Newborn effectiveness of the Gillespie Approach - mother holding baby - Gillespie Approach–Craniosacral Fascial Therapy

Newborn Effectiveness of the Gillespie Approach

Having seen many newborns since 1980, I have a gradation of confidence of correction in my mind. There are no scientific studies around this list, just my clinical experience over the decades with newborns. As a newborn provider, you need to be comfortable with your own expected outcomes.

Parents may ask about the chances of possible correction. I hate to boast and overplay the effectiveness of the work and tend to tone down the parental expectations.

They need to realize that no healthcare provider in Pennsylvania can ethically guarantee a successful result with their newborn. I also understand they are spending time and money and always make the final decision to try, reject, or discontinue therapy.

Please remember that my newborns have already been seen by the best medical doctors, who have no disease explanation or corrective therapy. I also set the bar incredibly high for myself. If a newborn does not respond well, I am always asking these questions: “Why?”, “What am I missing?”, and “What needs to be discovered?” That thinking moves the work forward.

Confident for all newborns: Breastfeeding issues, colic, reflux, gas, indigestion, and constipation. Reflux is almost always the last condition to clear. The newborn may have a dairy, soy, or wheat issue if the gas, indigestion, and constipation get better but do not completely clear.

Confident for the large majority of newborns: strabismus, stridor, laryngomalacia, pyloric stenosis, clubfoot, failure to thrive, torticollis and plagiocephaly (depending on the severity of cranial distortion).

Confident for more than 50% of newborns: hydrocephalus, craniosynostosis, and chiari malformation. Because of the severe nature of these conditions, I feel the work is worth a try before surgery.

Sample size too small for an accurate determination for newborns: Heart murmur, premature ventricular contraction, and atrial heart septum defect. Not sure if therapy can help, but worth a try.

Sign up for Gillespie Approach Training Opportunities

Gillespie Approach Foundation Training is designed for students to work with children and adults.

  • February 1–3 | Austin, TX
  • March 14–16 | Gilbert, AZ
  • April 11–13 | Melbourne, FL
  • June 6–8 | Colorado Springs, CO
  • July 18–20 | Bozeman, MT
  • September 5–7 | Surrey, UK
  • October 17–19 | New Hampshire
  • November 14–16 | Greenville, SC

Gillespie Approach Infant Training is designed for students to work with infants.

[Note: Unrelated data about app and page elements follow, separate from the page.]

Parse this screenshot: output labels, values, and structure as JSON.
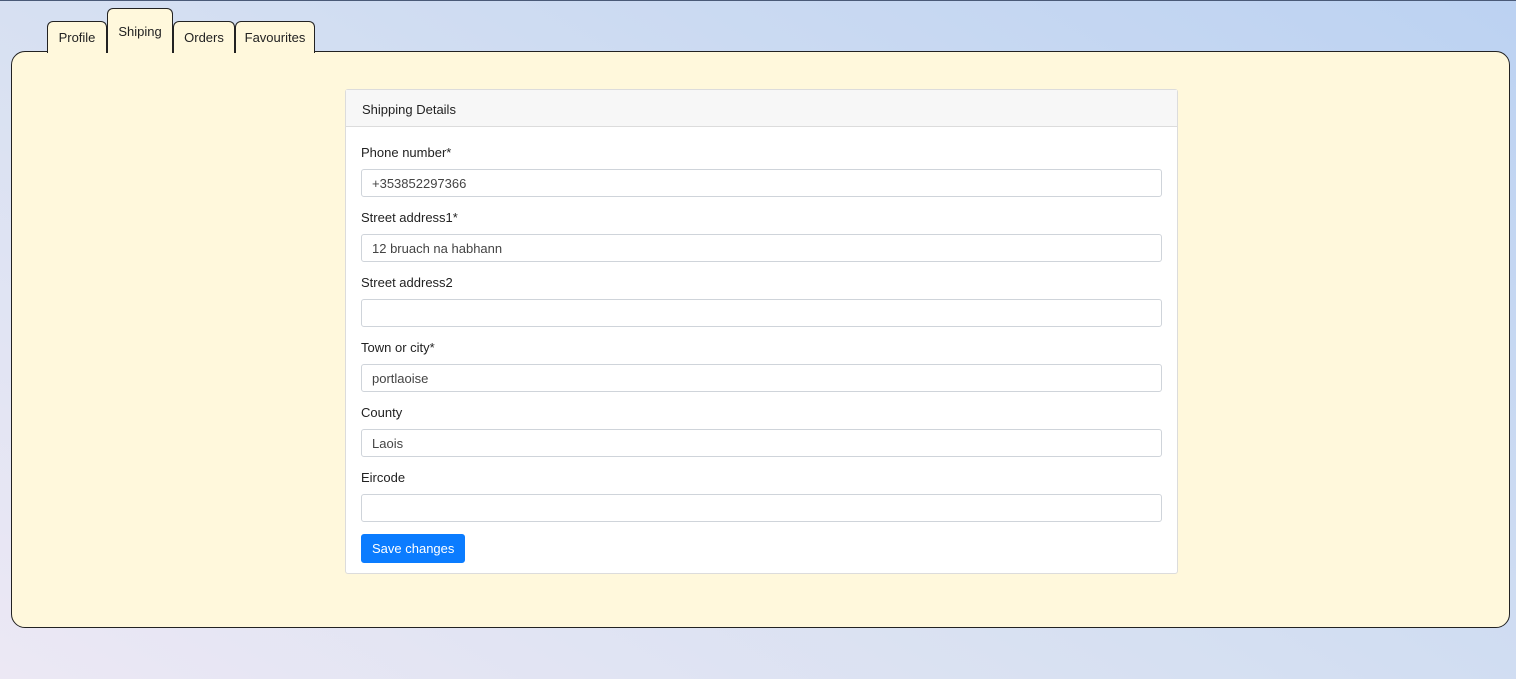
{
  "tabs": [
    {
      "label": "Profile",
      "active": false
    },
    {
      "label": "Shiping",
      "active": true
    },
    {
      "label": "Orders",
      "active": false
    },
    {
      "label": "Favourites",
      "active": false
    }
  ],
  "card": {
    "title": "Shipping Details"
  },
  "form": {
    "phone": {
      "label": "Phone number*",
      "value": "+353852297366"
    },
    "street1": {
      "label": "Street address1*",
      "value": "12 bruach na habhann"
    },
    "street2": {
      "label": "Street address2",
      "value": ""
    },
    "town": {
      "label": "Town or city*",
      "value": "portlaoise"
    },
    "county": {
      "label": "County",
      "value": "Laois"
    },
    "eircode": {
      "label": "Eircode",
      "value": ""
    }
  },
  "save_label": "Save changes",
  "colors": {
    "panel_bg": "#fff8dc",
    "primary_button": "#0b7cff"
  }
}
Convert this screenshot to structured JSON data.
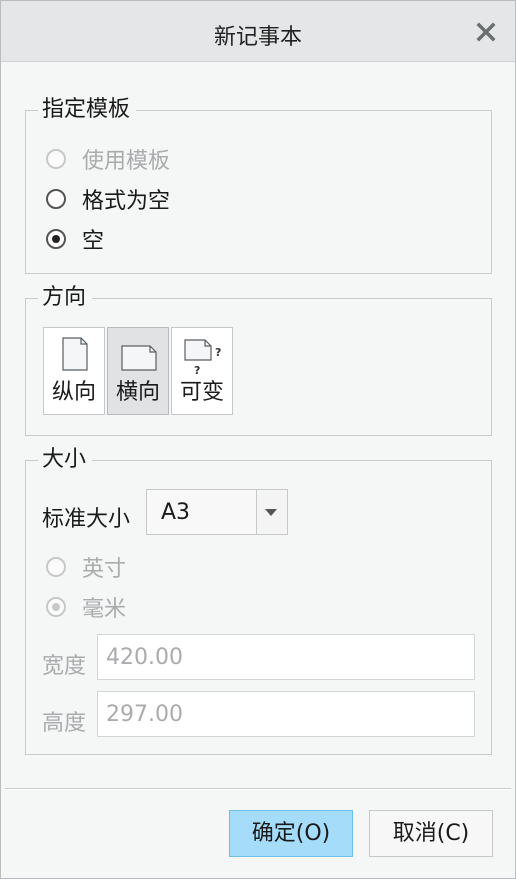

  • February 4–6 | Austin, TX
  • March 17–19 | Gilbert, AZ
  • April 14–16 | Melbourne, FL
  • June 9–11 | Colorado Springs, CO
  • July 21–23 | Bozeman, MT
  • September 8–10 | Surrey, UK
  • October 20–22 | New Hampshire
  • November 17–19 | Greenville, SC

New to Gillespie Approach–Craniosacral Fascial Therapy?

Read a collection of articles handpicked by Dr. Barry Gillespie to help you grasp core information and understand training and treatment options.

Make a Gillespie Approach Appointment to Get the Help You Need

Catch Every Story! Get a Free E-book and Infographic With Your Email Newsletter Subscription

Explore Gillespie Approach–Craniosacral Fascial Therapy Articles Based on Hundreds of Health Conditions and Anatomical Regions

Enjoy Many Powerful Testimonials for Babies, Children and Adults

From fussy babies experiencing breakthroughs and children excelling in school to adults emerging triumphant over mystery health conditions, get inspired by these heartwarming and soul-stirring testimonials.

Watch the Latest Gillespie Approach Videos and Check the Archive

Leave a Comment

Your email address will not be published. Required fields are marked *

The reCAPTCHA verification period has expired. Please reload the page.

Scroll to Top

Get the free weekly newsletter, infographic and e-book How Your Fussy Baby Can Become A Happy Baby